(Data entries)
★ ★ ★ ★ ★

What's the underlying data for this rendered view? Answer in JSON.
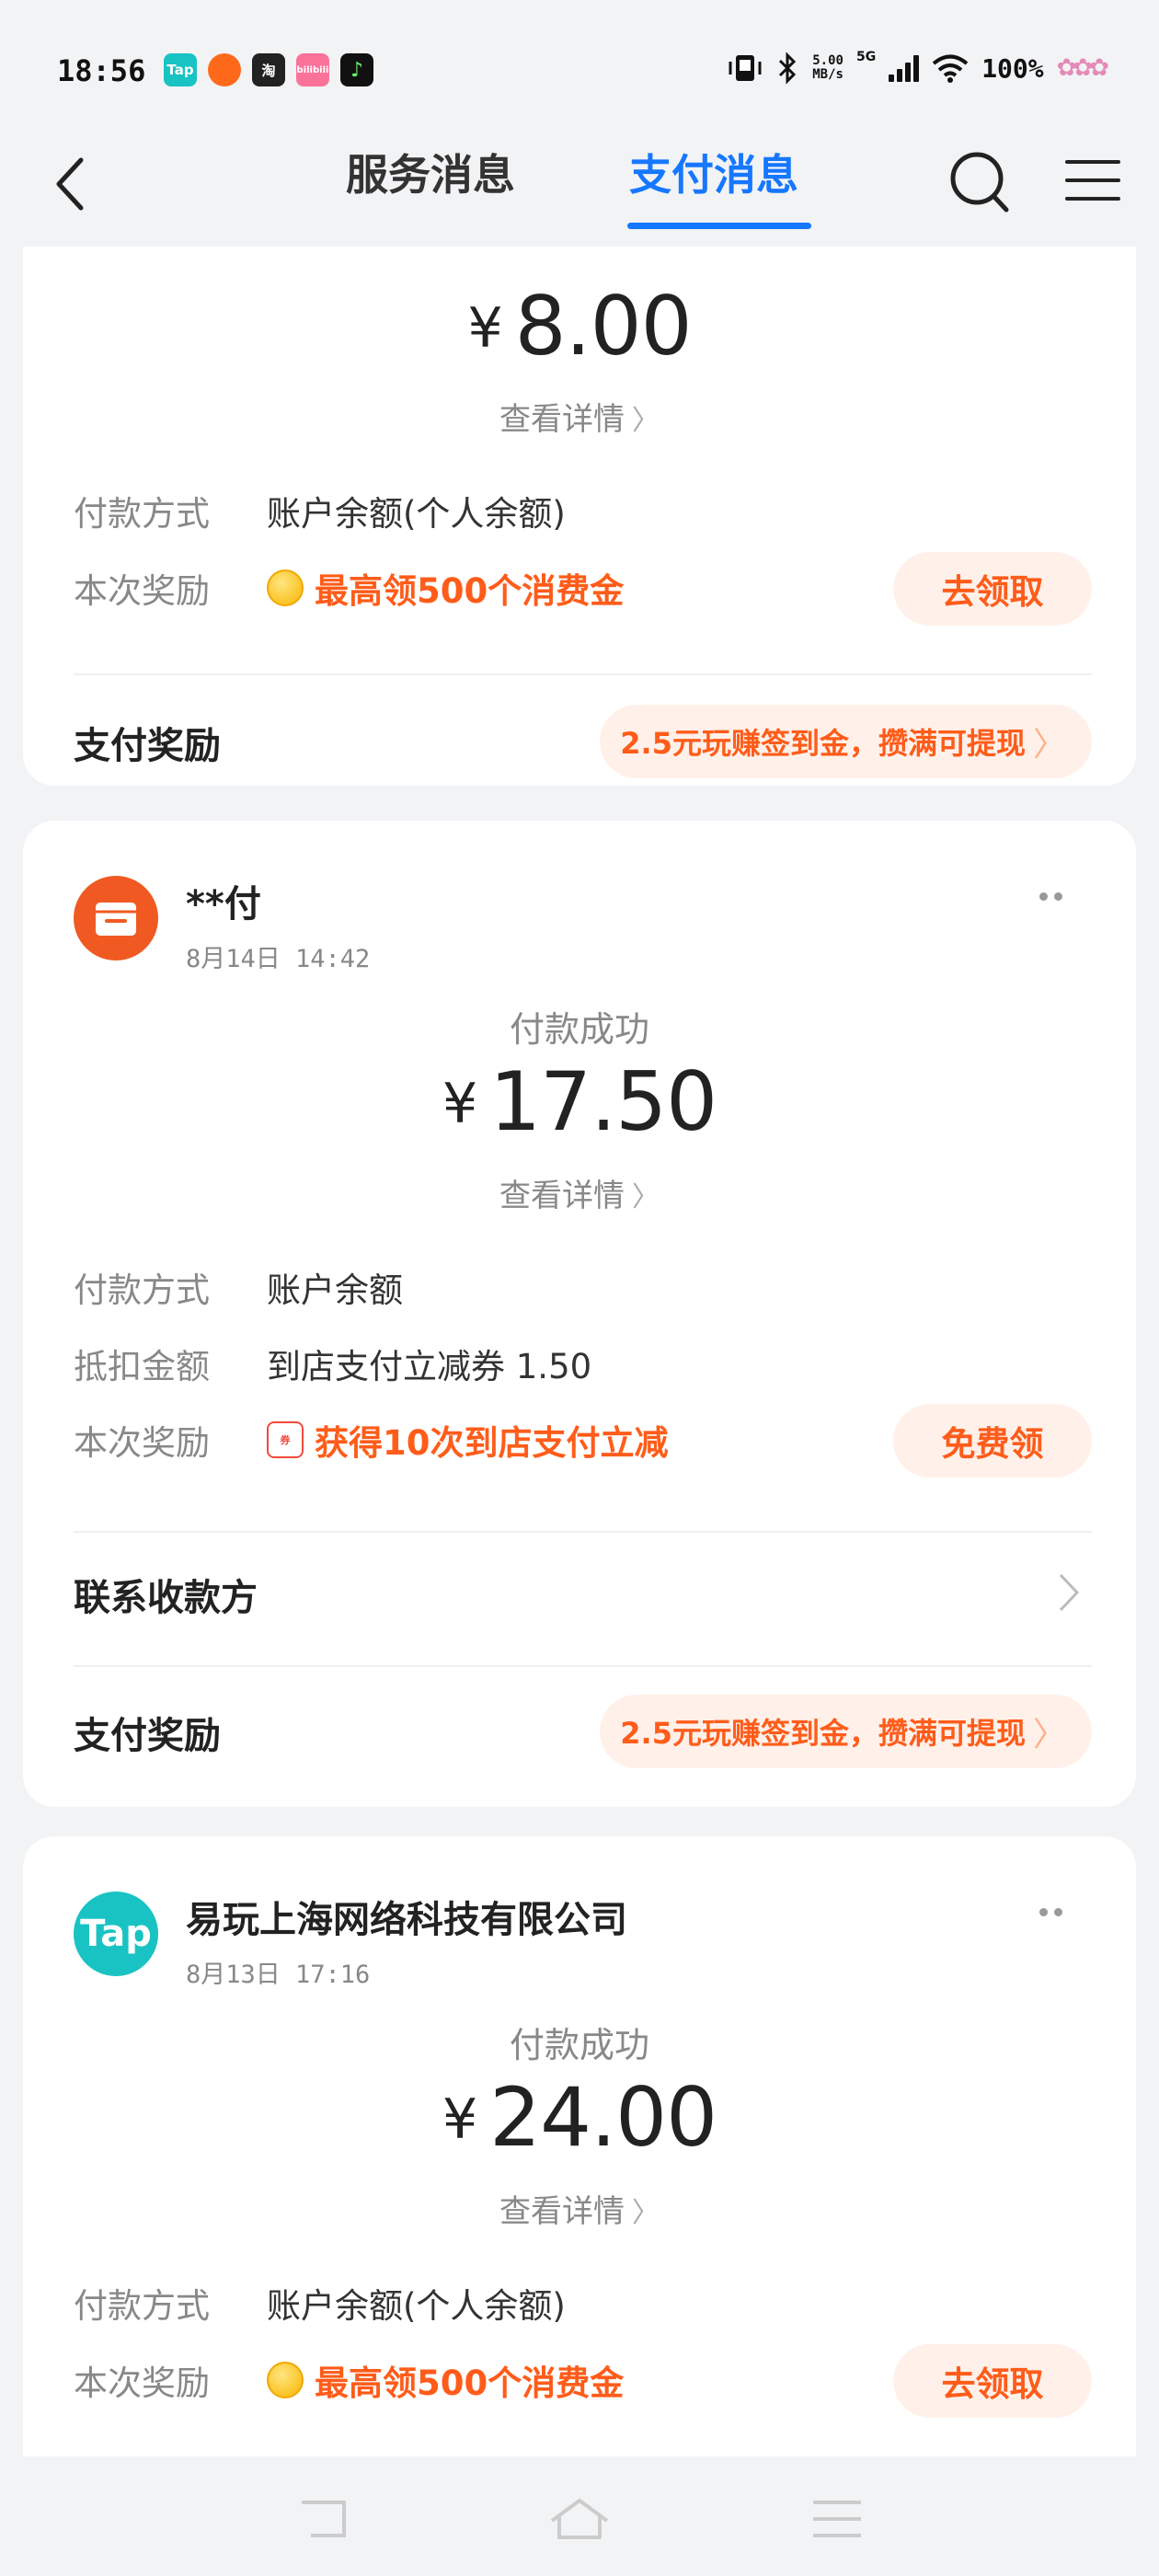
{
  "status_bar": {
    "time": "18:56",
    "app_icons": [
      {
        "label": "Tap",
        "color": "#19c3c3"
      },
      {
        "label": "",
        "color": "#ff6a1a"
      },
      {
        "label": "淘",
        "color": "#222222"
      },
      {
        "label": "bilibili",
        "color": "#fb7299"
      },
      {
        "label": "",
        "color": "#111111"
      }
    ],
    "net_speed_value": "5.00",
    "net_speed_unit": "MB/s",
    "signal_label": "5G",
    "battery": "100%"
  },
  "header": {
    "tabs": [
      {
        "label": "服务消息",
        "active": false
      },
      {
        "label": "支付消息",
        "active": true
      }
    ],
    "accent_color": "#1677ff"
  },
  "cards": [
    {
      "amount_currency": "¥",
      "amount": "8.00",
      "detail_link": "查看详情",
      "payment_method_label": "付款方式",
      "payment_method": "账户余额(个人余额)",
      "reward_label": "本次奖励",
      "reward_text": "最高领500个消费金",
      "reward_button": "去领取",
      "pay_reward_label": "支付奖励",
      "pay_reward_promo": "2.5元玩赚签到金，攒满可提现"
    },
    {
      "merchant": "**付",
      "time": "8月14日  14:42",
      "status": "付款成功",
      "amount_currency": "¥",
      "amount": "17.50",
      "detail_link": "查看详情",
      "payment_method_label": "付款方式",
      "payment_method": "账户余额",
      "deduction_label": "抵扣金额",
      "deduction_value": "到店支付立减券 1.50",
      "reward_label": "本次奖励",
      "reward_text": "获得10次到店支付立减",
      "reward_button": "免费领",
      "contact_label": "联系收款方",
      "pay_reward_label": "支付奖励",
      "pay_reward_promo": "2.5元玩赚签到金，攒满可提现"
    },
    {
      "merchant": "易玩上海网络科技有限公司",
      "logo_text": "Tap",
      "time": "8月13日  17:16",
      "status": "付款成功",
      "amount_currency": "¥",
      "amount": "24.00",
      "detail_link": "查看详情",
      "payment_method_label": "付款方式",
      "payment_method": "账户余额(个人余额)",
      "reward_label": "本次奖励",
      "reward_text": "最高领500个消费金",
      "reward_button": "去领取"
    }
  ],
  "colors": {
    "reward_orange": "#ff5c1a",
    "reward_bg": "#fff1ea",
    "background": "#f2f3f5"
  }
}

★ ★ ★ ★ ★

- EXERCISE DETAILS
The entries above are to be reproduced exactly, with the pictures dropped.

- SOLUTION TO THIS EXERCISE
What's the underlying data for this rendered view? Answer in JSON.
{
  "status_bar": {
    "time": "18:56",
    "app_icons": [
      {
        "label": "Tap",
        "color": "#19c3c3"
      },
      {
        "label": "",
        "color": "#ff6a1a"
      },
      {
        "label": "淘",
        "color": "#222222"
      },
      {
        "label": "bilibili",
        "color": "#fb7299"
      },
      {
        "label": "",
        "color": "#111111"
      }
    ],
    "net_speed_value": "5.00",
    "net_speed_unit": "MB/s",
    "signal_label": "5G",
    "battery": "100%"
  },
  "header": {
    "tabs": [
      {
        "label": "服务消息",
        "active": false
      },
      {
        "label": "支付消息",
        "active": true
      }
    ],
    "accent_color": "#1677ff"
  },
  "cards": [
    {
      "amount_currency": "¥",
      "amount": "8.00",
      "detail_link": "查看详情",
      "payment_method_label": "付款方式",
      "payment_method": "账户余额(个人余额)",
      "reward_label": "本次奖励",
      "reward_text": "最高领500个消费金",
      "reward_button": "去领取",
      "pay_reward_label": "支付奖励",
      "pay_reward_promo": "2.5元玩赚签到金，攒满可提现"
    },
    {
      "merchant": "**付",
      "time": "8月14日  14:42",
      "status": "付款成功",
      "amount_currency": "¥",
      "amount": "17.50",
      "detail_link": "查看详情",
      "payment_method_label": "付款方式",
      "payment_method": "账户余额",
      "deduction_label": "抵扣金额",
      "deduction_value": "到店支付立减券 1.50",
      "reward_label": "本次奖励",
      "reward_text": "获得10次到店支付立减",
      "reward_button": "免费领",
      "contact_label": "联系收款方",
      "pay_reward_label": "支付奖励",
      "pay_reward_promo": "2.5元玩赚签到金，攒满可提现"
    },
    {
      "merchant": "易玩上海网络科技有限公司",
      "logo_text": "Tap",
      "time": "8月13日  17:16",
      "status": "付款成功",
      "amount_currency": "¥",
      "amount": "24.00",
      "detail_link": "查看详情",
      "payment_method_label": "付款方式",
      "payment_method": "账户余额(个人余额)",
      "reward_label": "本次奖励",
      "reward_text": "最高领500个消费金",
      "reward_button": "去领取"
    }
  ],
  "colors": {
    "reward_orange": "#ff5c1a",
    "reward_bg": "#fff1ea",
    "background": "#f2f3f5"
  }
}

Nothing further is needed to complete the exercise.